I promise I won’t make this blog about how spiritual and loving and magical pets are to us. I think that is a given. Ok, I have purchased the dog sweater at the local garage sale and actually put it on my dog when it has gotten “cold”. In Los Angeles that is all relative. But it makes me smile and she doesn’t seem to mind.
One of the many things I liked and like about my pets was they never had an agenda except to make you happy. Even cats, as aloof as they may seem, have an agenda which includes making us happy. The first pet my husband and I had was Snow, a beautiful, white, blue eyed, deaf Angora Persian. We were living in a loft in NYC inhabited by a plethora of mice and we thought her presence would at least scare them to leave but no such luck. She would sit regally with her front paws crossed and watch as they scurried around our open space.

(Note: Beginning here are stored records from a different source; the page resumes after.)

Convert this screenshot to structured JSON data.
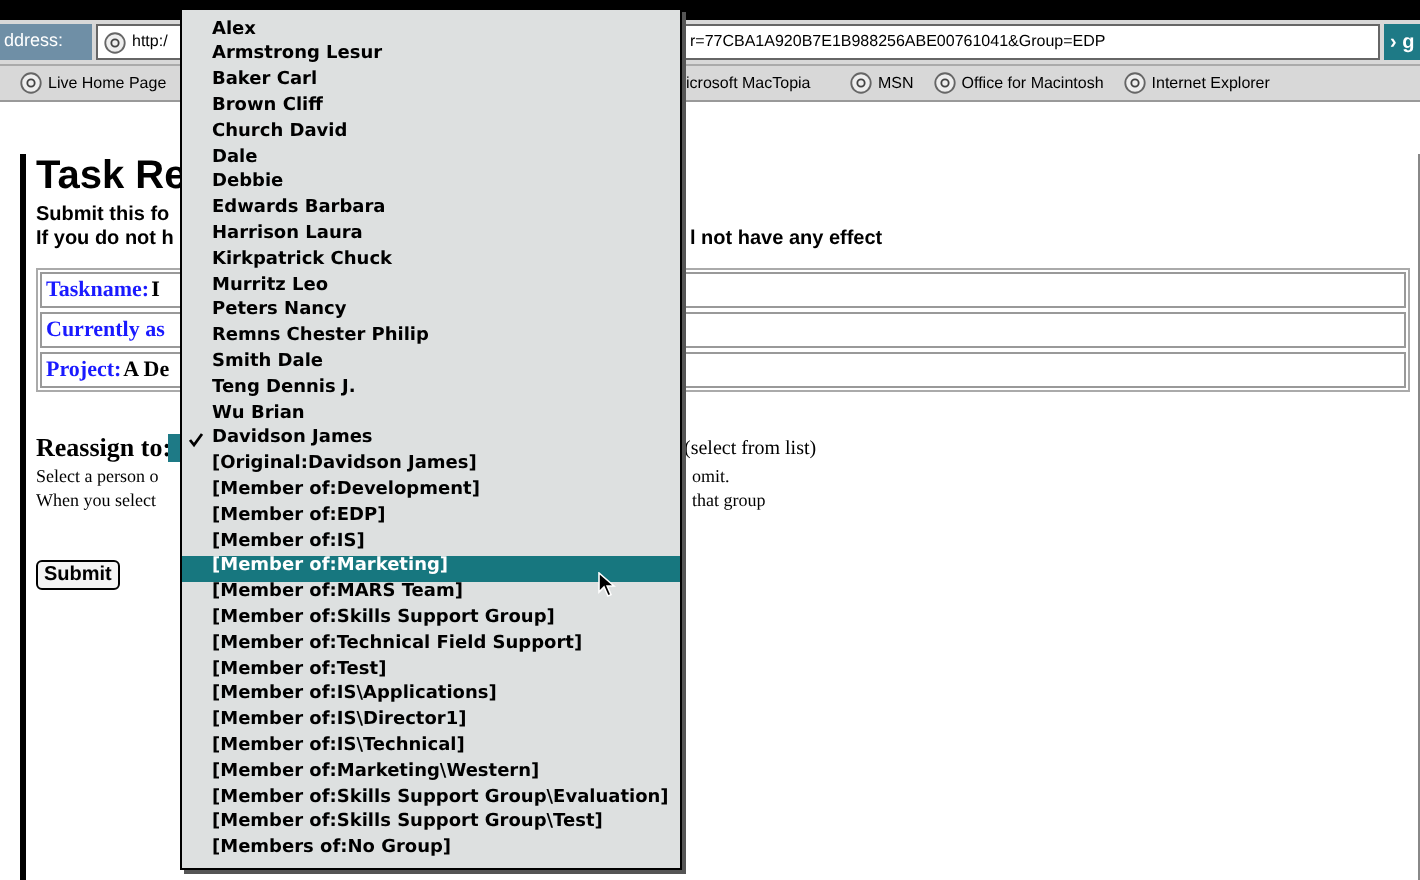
{
  "address_bar": {
    "label": "ddress:",
    "url_start": "http:/",
    "url_end": "r=77CBA1A920B7E1B988256ABE00761041&Group=EDP",
    "go_button": "› g"
  },
  "favorites": [
    {
      "label": "Live Home Page"
    },
    {
      "label": "icrosoft MacTopia"
    },
    {
      "label": "MSN"
    },
    {
      "label": "Office for Macintosh"
    },
    {
      "label": "Internet Explorer"
    }
  ],
  "page": {
    "heading": "Task Re",
    "line_1": "Submit this fo",
    "line_2_start": "If you do not h",
    "line_2_end": "l not have any effect",
    "fields": [
      {
        "label": "Taskname:",
        "value": "I"
      },
      {
        "label": "Currently as"
      },
      {
        "label": "Project:",
        "value": "A De"
      }
    ],
    "reassign_label": "Reassign to:",
    "reassign_hint": "(select from list)",
    "help_1_start": "Select a person o",
    "help_1_end": "omit.",
    "help_2_start": "When you select",
    "help_2_end": "that group",
    "submit": "Submit"
  },
  "dropdown": {
    "items": [
      {
        "label": "Alex",
        "checked": false,
        "selected": false
      },
      {
        "label": "Armstrong Lesur",
        "checked": false,
        "selected": false
      },
      {
        "label": "Baker Carl",
        "checked": false,
        "selected": false
      },
      {
        "label": "Brown Cliff",
        "checked": false,
        "selected": false
      },
      {
        "label": "Church David",
        "checked": false,
        "selected": false
      },
      {
        "label": "Dale",
        "checked": false,
        "selected": false
      },
      {
        "label": "Debbie",
        "checked": false,
        "selected": false
      },
      {
        "label": "Edwards Barbara",
        "checked": false,
        "selected": false
      },
      {
        "label": "Harrison Laura",
        "checked": false,
        "selected": false
      },
      {
        "label": "Kirkpatrick Chuck",
        "checked": false,
        "selected": false
      },
      {
        "label": "Murritz Leo",
        "checked": false,
        "selected": false
      },
      {
        "label": "Peters Nancy",
        "checked": false,
        "selected": false
      },
      {
        "label": "Remns Chester Philip",
        "checked": false,
        "selected": false
      },
      {
        "label": "Smith Dale",
        "checked": false,
        "selected": false
      },
      {
        "label": "Teng Dennis J.",
        "checked": false,
        "selected": false
      },
      {
        "label": "Wu Brian",
        "checked": false,
        "selected": false
      },
      {
        "label": "Davidson James",
        "checked": true,
        "selected": false
      },
      {
        "label": "[Original:Davidson James]",
        "checked": false,
        "selected": false
      },
      {
        "label": "[Member of:Development]",
        "checked": false,
        "selected": false
      },
      {
        "label": "[Member of:EDP]",
        "checked": false,
        "selected": false
      },
      {
        "label": "[Member of:IS]",
        "checked": false,
        "selected": false
      },
      {
        "label": "[Member of:Marketing]",
        "checked": false,
        "selected": true
      },
      {
        "label": "[Member of:MARS Team]",
        "checked": false,
        "selected": false
      },
      {
        "label": "[Member of:Skills Support Group]",
        "checked": false,
        "selected": false
      },
      {
        "label": "[Member of:Technical Field Support]",
        "checked": false,
        "selected": false
      },
      {
        "label": "[Member of:Test]",
        "checked": false,
        "selected": false
      },
      {
        "label": "[Member of:IS\\Applications]",
        "checked": false,
        "selected": false
      },
      {
        "label": "[Member of:IS\\Director1]",
        "checked": false,
        "selected": false
      },
      {
        "label": "[Member of:IS\\Technical]",
        "checked": false,
        "selected": false
      },
      {
        "label": "[Member of:Marketing\\Western]",
        "checked": false,
        "selected": false
      },
      {
        "label": "[Member of:Skills Support Group\\Evaluation]",
        "checked": false,
        "selected": false
      },
      {
        "label": "[Member of:Skills Support Group\\Test]",
        "checked": false,
        "selected": false
      },
      {
        "label": "[Members of:No Group]",
        "checked": false,
        "selected": false
      }
    ]
  }
}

So we got Boo Boo, a big black and white alley cat with six toes, hence the name, that needed a home and we needed a mouser. She had an agenda to rid us of mice because she was really good at it and because she knew it would make us happy. After the first night the mice knew she meant business and they never returned. That job was done but we loved her and so did Snow, happy to have a partner in crime.
Our third cat, Mink, was found at a backyard party in Brooklyn that feel asleep in my lap. The story was already written after the first few minutes and she became a part of the family. She was a stunning sable colored Burmese, hence the name, and lived up to her decadence. Our loft was also a photo studio and my husband’s photo assistant would carry Mink around like a princess. Mink’s only agenda was to make him and us happy.

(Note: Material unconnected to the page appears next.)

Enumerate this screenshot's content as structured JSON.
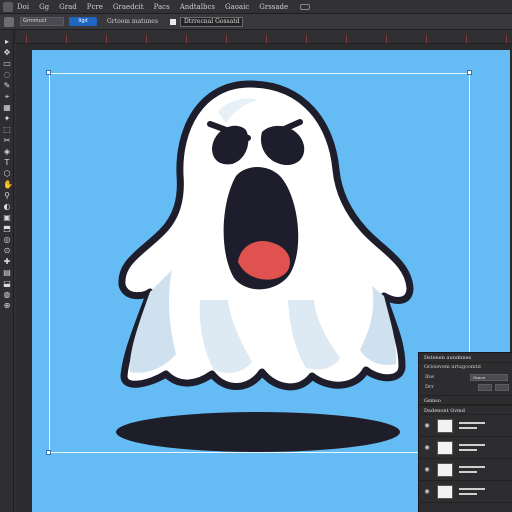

We moved to Park City, Utah and our indoor cats became outdoor cats. They never ran away and never, thank God, got eaten. They lived to be at least one hundred by cat years and each one of their losses stayed with us for a long time.
Our son was born in NYC and loved the kitties as much as we did. When they were gone he was still quite young and wanted a dog. We lived in the mountains and needed a dog that understood the territory. Rocky, a rugged Chocolate Lab, came into our lives and captured my heart more than I ever expected. He showed his true heritage around water or snow and was always ready to fetch anything. And his agenda was to make us love a tennis ball or the outdoors even more than we thought possible.

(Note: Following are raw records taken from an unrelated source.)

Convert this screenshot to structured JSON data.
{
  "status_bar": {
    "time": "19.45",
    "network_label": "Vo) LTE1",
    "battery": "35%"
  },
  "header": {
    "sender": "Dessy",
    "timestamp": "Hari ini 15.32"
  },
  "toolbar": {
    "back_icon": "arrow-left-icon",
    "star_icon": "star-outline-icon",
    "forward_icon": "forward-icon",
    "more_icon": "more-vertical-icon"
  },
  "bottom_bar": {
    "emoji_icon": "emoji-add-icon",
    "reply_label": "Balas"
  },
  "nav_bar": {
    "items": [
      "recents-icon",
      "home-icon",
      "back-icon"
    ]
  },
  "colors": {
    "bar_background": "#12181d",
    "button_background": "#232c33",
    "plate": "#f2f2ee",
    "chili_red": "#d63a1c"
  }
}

Of course, our son thought Rocky was lonely and needed a buddy. Alexander found Blonde at a shelter or Blonde found him. She was a six month old mutt and had been abused. She was shy and scared and our son was kind of shy so they understood each other. She climbed up into his lap and, like Mink, became part of the family. Blonde would stand beside Alexander and he would rest his hand on her chest.
We moved to LA. Over the years, Blonde stayed the same height but Alexander grew taller and his hand now always rested on her head. When he left for college, Blonde somewhat adapted, but when he came home, we didn’t exist. She slept with him, followed him and stood beside him with his hand gently resting on her head. Not difficult to know what her agenda was for the sixteen years we had her.
I found Lizzy on a commercial. She was a matted, scrappy terrier mix who was frightened but so sweet I just couldn’t help myself. “Fostering” turned into parenting. She slid right into the routine, the other dogs and her new family. Animals are clever like that. They kind of know when it’s time for them to appear. Our other two dogs are gone but Lizzy is a constant reminder of how all of this has come full circle.
Humans have agendas that aren’t always clear and can be hurtful at times because they hurt. They don’t let each other know and sometimes they don’t even know themselves why they do what they do. But animals are very clear in what they need. They know their simple needs of love and nourishment can make even the hardest soul soft. I can’t imagine an agenda more powerful than that.